Straight from a University of Toronto's Women's Studies' text book, the paper goes on to describe that masculinity and gender norms, together with sexual abuse, explains why men are such evil violent bastards :
Faced with such an intense conflict between the emotional legacy of abuse and the emotionally constricting dictates of their gender socialization, male victims must find some pathway to resolution. One pathway entails the rigid adherence to masculine gender norms, a resolution which requires the forceful suppression and repression of abuse-related emotions (Lisak, 1995). Such a rigid conformity to gender norms may result in an accentuated constriction of emotional experience that is particularly focused on "vulnerable" emotions -- the helplessness, shame and powerlessness associated with the abuse experience (Bolton, Morris, & MacEachern, 1989; Lisak, 1994a, 1995). Thus, the male abuse victim who adopts this resolution to the conflict would manifest an intolerance of his own distressful emotions.
Simultaneously, such a rigid gender adaptation would likely lead to an accentuated reliance on anger, the emotion which is most sanctioned by male gender norms (Mosher & Tompkins, 1988). Indeed, these authors, among others, have argued that men who rigidly adhere to gender norms for emotional expression are likely to convert a variety of emotional states, such as fear and helplessness, into anger.
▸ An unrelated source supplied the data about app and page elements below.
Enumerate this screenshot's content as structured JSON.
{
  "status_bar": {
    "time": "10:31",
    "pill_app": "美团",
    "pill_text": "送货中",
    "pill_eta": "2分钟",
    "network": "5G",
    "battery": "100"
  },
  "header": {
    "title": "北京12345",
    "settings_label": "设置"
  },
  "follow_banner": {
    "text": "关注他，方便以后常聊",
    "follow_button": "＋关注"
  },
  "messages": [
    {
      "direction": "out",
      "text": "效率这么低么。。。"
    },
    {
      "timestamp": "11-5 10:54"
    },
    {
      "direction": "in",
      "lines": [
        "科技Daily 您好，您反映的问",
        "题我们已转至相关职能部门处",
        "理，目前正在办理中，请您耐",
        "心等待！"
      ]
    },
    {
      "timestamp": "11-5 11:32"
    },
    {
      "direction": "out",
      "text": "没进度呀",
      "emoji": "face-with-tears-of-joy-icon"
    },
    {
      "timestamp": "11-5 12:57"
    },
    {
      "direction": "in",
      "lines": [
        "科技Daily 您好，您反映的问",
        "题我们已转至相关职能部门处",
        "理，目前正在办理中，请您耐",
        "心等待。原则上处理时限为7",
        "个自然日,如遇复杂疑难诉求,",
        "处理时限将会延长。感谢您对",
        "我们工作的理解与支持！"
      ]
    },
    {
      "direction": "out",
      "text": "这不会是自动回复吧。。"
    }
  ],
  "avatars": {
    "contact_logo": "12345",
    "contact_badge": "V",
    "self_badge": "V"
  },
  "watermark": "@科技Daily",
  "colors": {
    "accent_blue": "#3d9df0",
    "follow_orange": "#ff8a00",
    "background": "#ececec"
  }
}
Thus, gender rigidity increases the likelihood that abuse-generated emotions will be suppressed and converted into anger, a dynamic that is likely to increase the propensity for aggressive action.
Such gender rigidity, with its resultant constriction in emotional experience, is also likely to interfere with the individual's capacity to constructively integrate his traumatic experiences. As described by Horowitz (1986) and Roth and Cohen (1986), such an integration typically requires periods of avoidance of traumatic information and affect, as well as periods of approach. The gender-rigid, emotionally constricted individual is less likely to be able to tolerate approaching the negative emotional states evoked by trauma, and more likely to avoid them, either by using psychological defenses, or by converting them to aggressive action.
A step in the right direction?
*Note that I do not mean to denigrate the real victims of child sexual abuse, and the gender of the abuse victim should rightly be seen as irrelevant (except for the fact that boys mature later than girls, so any 'sex abuse' one would think would be more severe for boys than girls).
The fact is, the clumsy wholesale appropriation of the feminist child abuse industry by mRAs will help neither men nor boys. It is a falsehood to suggest that the 'abuse' of boys is treated less seriously than the abuse of girls - otherwise the 2000 year institution of the Catholic church would not have effectively been brought down by the public's obsession with the abuse of boys by priests. What is the case is that female 'abusers' are treated less seriously than male 'abusers'. And the answer for this is not to be found in creating our own version of the feminist child abuse industry and furthering paedohysteria that damages primarily men, boys, and society in general. And when this appropriation of the feminist child abuse industry is undertaken by female 'mras' then it is truly disturbing.